Golf star Rory McIlroy has said his split from fiancee Caroline Wozniacki was mutual and friendly.
The two-time major winner and former world number one broke off their five-month engagement just days after invitations for the wedding were sent out.
As he prepared for his latest tournament, at the Wentworth course in Surrey, McIlroy said he wanted to get his head into golf but admitted it would be difficult on the back of a very public break-up.
"Obviously (it's) quite a difficult time for Caroline and myself, and I think the statement really said it all this morning," he said.
"It was mutual and amicable and we both thought it was the best for us, the best for both of us. Time to move on and I think I've said all that I need to say."
News of the broken engagement was confirmed by McIlroy in a statement through his communications consultants in Dublin.
Faced with having to answer for the decision as he prepared for the BMW PGA Championship, McIlroy said: "I'm not going to lie. It's going to be very difficult. But you know, at least when I get inside the ropes I can just try and concentrate on the shot at hand. But yeah, it's obviously going to be difficult."
The golden couple of sport enjoyed a short-lived engagement after announcing to their million-plus Twitter followers last new year's eve that they were to marry.
At the time the pair posted matching pictures of themselves with a ring.
It is understood the couple - dubbed Wozzilroy in some circles after a golf wedge was engraved with the moniker - had been an item for more than two years.
They were forced to scotch rumours of a split late last year.
As recently as Sunday, McIlroy's Twitter feed suggested there were no signs of trouble in the relationship after he posted a picture from Nobu restaurant in Monte Carlo where the pair had dinner.
McIlroy said he never contemplated pulling out of the Wentworth tournament.
"There's no good time to end a relationship, I guess," he said.
"I made a commitment to be here. It's the European Tour's flagship event... I thought it was my duty to come back and play in this event. You know, once I gave my word that I would, I wasn't going to go back on it."
McIlroy appeared downbeat but was quite candid when taking questions ahead of the tournament at Wentworth, where he is fourth favourite to lift the title on a course that does not suit him.
He chanced a rueful but wide smile when asked about spending the weekend on a course that he "loves".
"Look, I think I'm no different than anyone else. Everyone has been through break-ups and it's obviously very, very difficult," he said.
"But look, I'm here to try and concentrate on this week and answer questions about golf and that's what I'm going to do."

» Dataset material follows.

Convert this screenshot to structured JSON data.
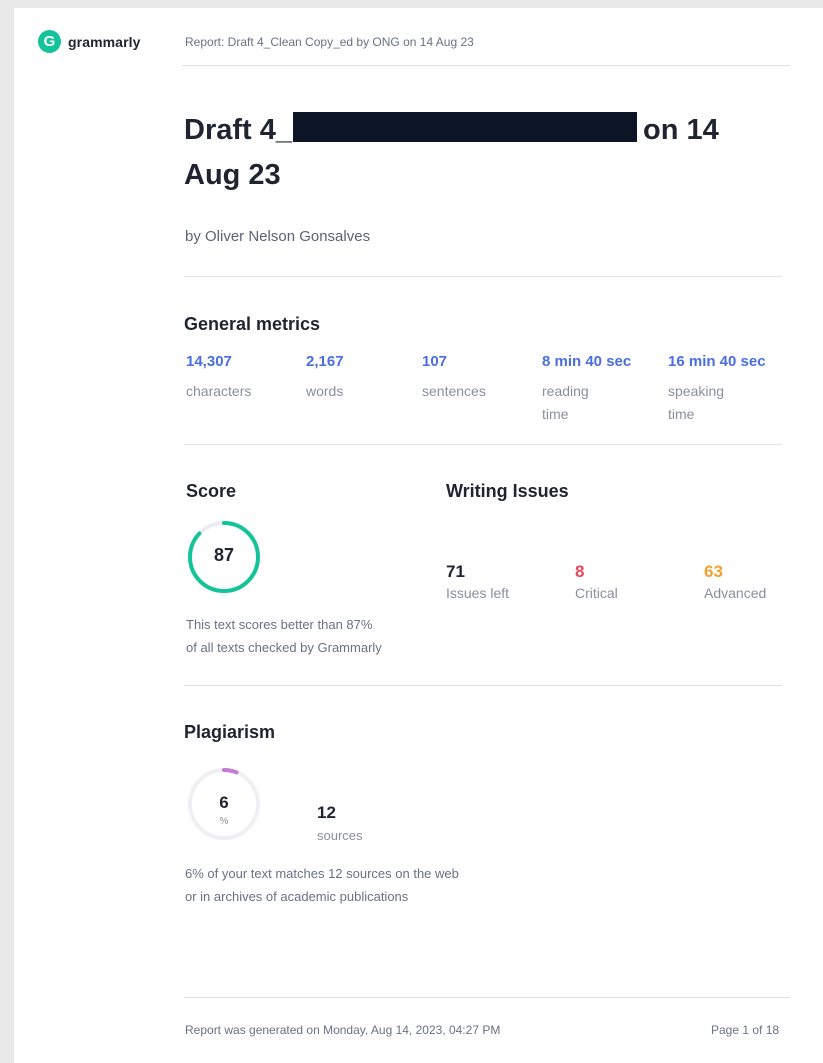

Wozniacki, 23, who was born in Denmark to Polish parents, reached world number one in her own sport in 2012 but has yet to win a Grand Slam.
The tennis ace now sits at number 14 in the world rankings with the French Open at Roland Garros coming up next week.

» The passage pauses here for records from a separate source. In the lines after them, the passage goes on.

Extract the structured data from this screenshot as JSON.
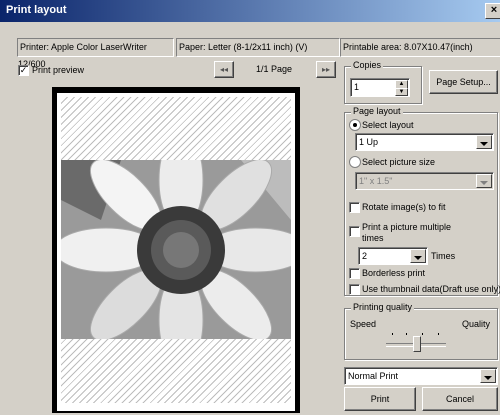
{
  "window": {
    "title": "Print layout",
    "close": "×"
  },
  "info": {
    "printer": "Printer: Apple Color LaserWriter 12/600",
    "paper": "Paper: Letter (8-1/2x11 inch) (V)",
    "area": "Printable area: 8.07X10.47(inch)"
  },
  "preview_toggle": {
    "label": "Print preview",
    "checked": true
  },
  "pager": {
    "prev": "◂◂",
    "page": "1/1 Page",
    "next": "▸▸"
  },
  "copies": {
    "legend": "Copies",
    "value": "1"
  },
  "page_setup": "Page Setup...",
  "page_layout": {
    "legend": "Page layout",
    "select_layout": "Select layout",
    "layout_value": "1 Up",
    "select_picture_size": "Select picture size",
    "picture_size_value": "1\" x 1.5\"",
    "rotate": "Rotate image(s) to fit",
    "multiple_line1": "Print a picture multiple",
    "multiple_line2": "times",
    "times_value": "2",
    "times_label": "Times",
    "borderless": "Borderless print",
    "thumbnail": "Use thumbnail data(Draft use only)"
  },
  "quality": {
    "legend": "Printing quality",
    "speed": "Speed",
    "quality": "Quality",
    "level": 0.5
  },
  "print_mode": "Normal Print",
  "buttons": {
    "print": "Print",
    "cancel": "Cancel"
  },
  "preview_image": {
    "subject": "sunflower-photo",
    "colors": {
      "petal": "#e8e8e8",
      "center": "#303030"
    }
  }
}
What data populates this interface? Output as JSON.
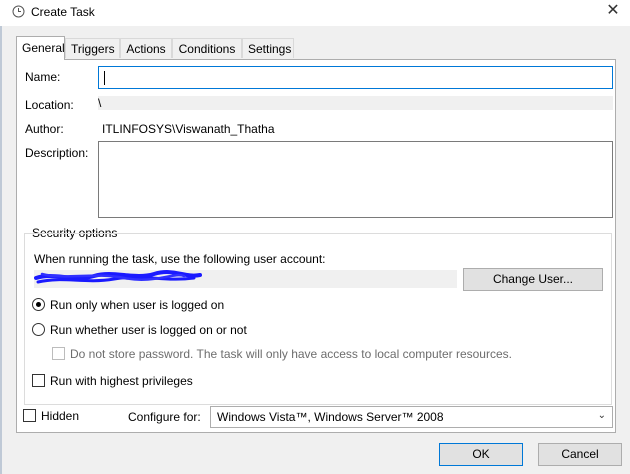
{
  "window": {
    "title": "Create Task"
  },
  "tabs": [
    {
      "label": "General",
      "active": true
    },
    {
      "label": "Triggers",
      "active": false
    },
    {
      "label": "Actions",
      "active": false
    },
    {
      "label": "Conditions",
      "active": false
    },
    {
      "label": "Settings",
      "active": false
    }
  ],
  "general": {
    "name_label": "Name:",
    "name_value": "",
    "location_label": "Location:",
    "location_value": "\\",
    "author_label": "Author:",
    "author_value": "ITLINFOSYS\\Viswanath_Thatha",
    "description_label": "Description:",
    "description_value": ""
  },
  "security": {
    "group_title": "Security options",
    "account_prompt": "When running the task, use the following user account:",
    "change_user_label": "Change User...",
    "run_logged_on_label": "Run only when user is logged on",
    "run_logged_on_selected": true,
    "run_whether_label": "Run whether user is logged on or not",
    "run_whether_selected": false,
    "no_store_password_label": "Do not store password.  The task will only have access to local computer resources.",
    "no_store_password_checked": false,
    "highest_privileges_label": "Run with highest privileges",
    "highest_privileges_checked": false
  },
  "bottom": {
    "hidden_label": "Hidden",
    "hidden_checked": false,
    "configure_label": "Configure for:",
    "configure_value": "Windows Vista™, Windows Server™ 2008"
  },
  "buttons": {
    "ok_label": "OK",
    "cancel_label": "Cancel"
  },
  "colors": {
    "accent": "#0078d7",
    "scribble": "#1a1aff"
  }
}
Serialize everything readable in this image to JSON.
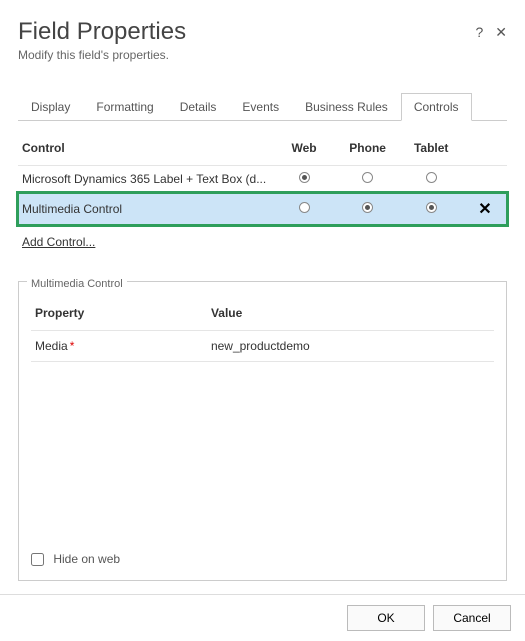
{
  "header": {
    "title": "Field Properties",
    "subtitle": "Modify this field's properties."
  },
  "tabs": {
    "items": [
      {
        "label": "Display"
      },
      {
        "label": "Formatting"
      },
      {
        "label": "Details"
      },
      {
        "label": "Events"
      },
      {
        "label": "Business Rules"
      },
      {
        "label": "Controls"
      }
    ]
  },
  "controls": {
    "columns": {
      "control": "Control",
      "web": "Web",
      "phone": "Phone",
      "tablet": "Tablet"
    },
    "rows": [
      {
        "name": "Microsoft Dynamics 365 Label + Text Box (d...",
        "web": true,
        "phone": false,
        "tablet": false,
        "selected": false,
        "removable": false
      },
      {
        "name": "Multimedia Control",
        "web": false,
        "phone": true,
        "tablet": true,
        "selected": true,
        "removable": true
      }
    ],
    "addLink": "Add Control..."
  },
  "detail": {
    "legend": "Multimedia Control",
    "columns": {
      "property": "Property",
      "value": "Value"
    },
    "properties": [
      {
        "name": "Media",
        "required": true,
        "value": "new_productdemo"
      }
    ],
    "hideOnWebLabel": "Hide on web",
    "hideOnWebChecked": false
  },
  "footer": {
    "ok": "OK",
    "cancel": "Cancel"
  }
}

She sported a large diamond ring, said to be worth about 120,000 euros (£98,000), since the engagement.
Days before the break-up was announced, McIlroy took to Twitter to rubbish reports that the wedding was to take place in New York in August.
He is now looking to dive into his golf and keep busy in the weeks ahead.

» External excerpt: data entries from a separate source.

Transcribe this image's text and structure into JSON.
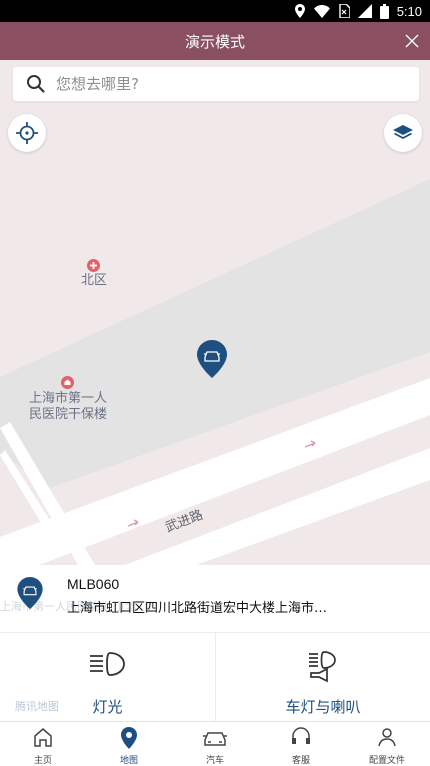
{
  "status_bar": {
    "time": "5:10"
  },
  "header": {
    "title": "演示模式"
  },
  "search": {
    "placeholder": "您想去哪里?"
  },
  "map": {
    "poi_north": "北区",
    "poi_hospital": "上海市第一人\n民医院干保楼",
    "road_name": "武进路",
    "watermark": "腾讯地图",
    "watermark2": "上海市第一人民医院北门(北门)"
  },
  "vehicle": {
    "id": "MLB060",
    "address": "上海市虹口区四川北路街道宏中大楼上海市…"
  },
  "features": [
    {
      "label": "灯光",
      "icon": "headlight-icon"
    },
    {
      "label": "车灯与喇叭",
      "icon": "headlight-horn-icon"
    }
  ],
  "tabs": [
    {
      "label": "主页",
      "icon": "home-icon"
    },
    {
      "label": "地图",
      "icon": "map-pin-icon",
      "active": true
    },
    {
      "label": "汽车",
      "icon": "car-icon"
    },
    {
      "label": "客服",
      "icon": "headset-icon"
    },
    {
      "label": "配置文件",
      "icon": "profile-icon"
    }
  ],
  "colors": {
    "header": "#8b4f62",
    "accent": "#1f4f80",
    "map_bg": "#f1e8e9",
    "block": "#e4e3e3"
  }
}
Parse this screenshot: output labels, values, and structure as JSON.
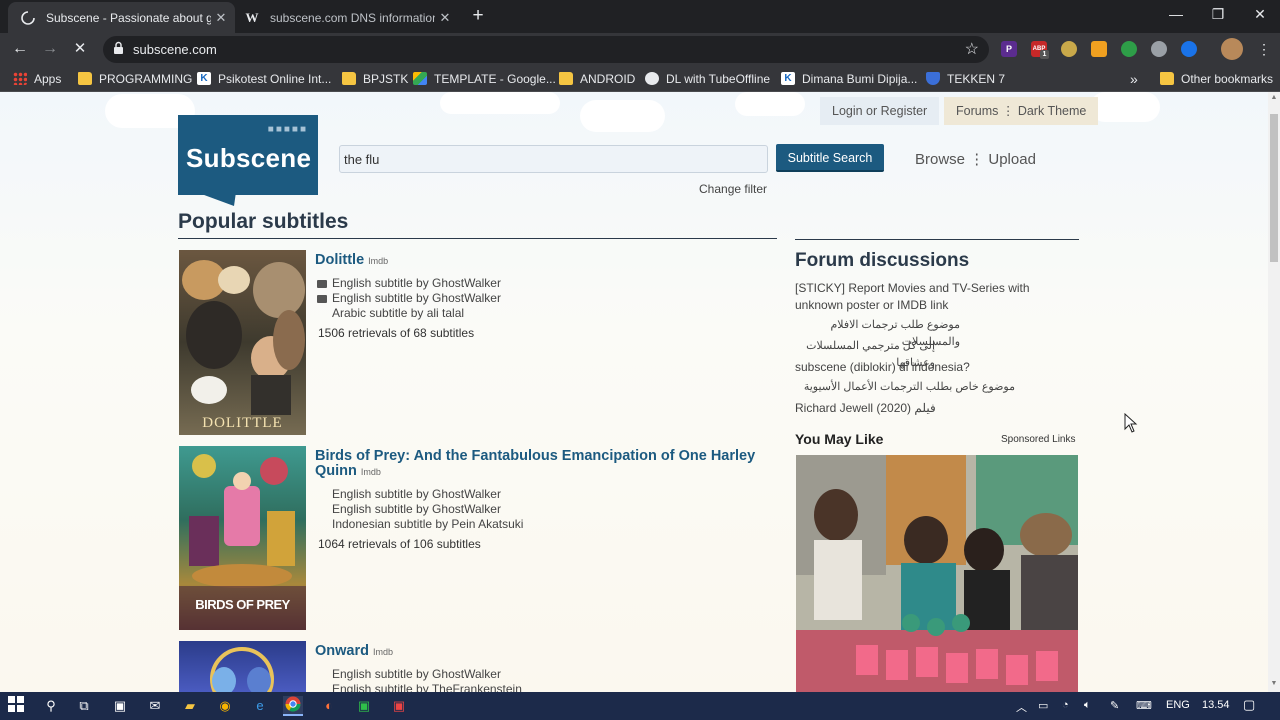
{
  "browser": {
    "tabs": [
      {
        "title": "Subscene - Passionate about goo",
        "active": true,
        "icon": "loading-spinner-icon"
      },
      {
        "title": "subscene.com DNS information -",
        "active": false,
        "icon": "w-icon"
      }
    ],
    "url": "subscene.com",
    "bookmarks": [
      "Apps",
      "PROGRAMMING",
      "Psikotest Online Int...",
      "BPJSTK",
      "TEMPLATE - Google...",
      "ANDROID",
      "DL with TubeOffline",
      "Dimana Bumi Dipija...",
      "TEKKEN 7"
    ],
    "other_bookmarks": "Other bookmarks",
    "more": "»",
    "ext_p": "P",
    "ext_abp": "ABP",
    "ext_badge": "1",
    "tab_w": "W"
  },
  "site": {
    "logo": "Subscene",
    "login": "Login or Register",
    "forums": "Forums",
    "dark_theme": "Dark Theme",
    "search_value": "the flu",
    "search_button": "Subtitle Search",
    "browse": "Browse",
    "upload": "Upload",
    "change_filter": "Change filter",
    "popular_heading": "Popular subtitles"
  },
  "movies": [
    {
      "title": "Dolittle",
      "imdb": "Imdb",
      "subs": [
        "English subtitle by GhostWalker",
        "English subtitle by GhostWalker",
        "Arabic subtitle by ali talal"
      ],
      "retrievals": "1506 retrievals of 68 subtitles",
      "poster_text": "DOLITTLE"
    },
    {
      "title": "Birds of Prey: And the Fantabulous Emancipation of One Harley Quinn",
      "imdb": "Imdb",
      "subs": [
        "English subtitle by GhostWalker",
        "English subtitle by GhostWalker",
        "Indonesian subtitle by Pein Akatsuki"
      ],
      "retrievals": "1064 retrievals of 106 subtitles",
      "poster_text": "BIRDS OF PREY"
    },
    {
      "title": "Onward",
      "imdb": "Imdb",
      "subs": [
        "English subtitle by GhostWalker",
        "English subtitle by TheFrankenstein"
      ]
    }
  ],
  "forum": {
    "heading": "Forum discussions",
    "items": [
      "[STICKY] Report Movies and TV-Series with unknown poster or IMDB link",
      "موضوع طلب ترجمات الافلام والمسلسلات",
      "إلى كل مترجمي المسلسلات وعشاقها",
      "subscene (diblokir) di indonesia?",
      "موضوع خاص بطلب الترجمات الأعمال الأسيوية",
      "Richard Jewell (2020) فيلم"
    ]
  },
  "ad": {
    "heading": "You May Like",
    "sponsored": "Sponsored Links"
  },
  "taskbar": {
    "lang": "ENG",
    "time": "13.54"
  }
}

In the statement confirming the split, McIlroy said: "There is no right way to end a relationship that has been so important to two people.
"The problem is mine.
"The wedding invitations issued at the weekend made me realise that I wasn't ready for all that marriage entails.
"I wish Caroline all the happiness she deserves and thank her for the great times we've had. I will not be saying anything more about our relationship in any setting."
A member at McIlroy's home club, Holywood Golf Club in the hills overlooking Belfast, said McIlroy was last back in the town at Christmas and played football with some of his local friends.
Derek Reade, a former club president, said people's thoughts would be with the now-estranged couple.
"It is obviously a very disappointing event. Any sort of break-up of this kind is very disturbing," he said.
Mr Reade recalled whisperings about the couple's relationship in the past when reports circulated in the media last year that they had broken up.
"You have to wonder about some of these things. The only thing people here heard about was the last time they were supposed to have broken up," he said.
Later, former world number one golfer Luke Donald, also competing at Wentworth, said he was shocked and surprised at the news and felt for the former couple.
"I'm guessing that is very distracting. We all know how hard this game is when you have a clear mind. I mean, I can't imagine what's going through his mind now," Donald said.
"Any time you have personal issues clouding your mind and you're trying to play golf, it becomes very difficult.
"Sometimes being on the golf course can be a little bit of a break away from that, but most of the time it's very hard to separate those two things. Obviously wish them, wish both of them, the best. "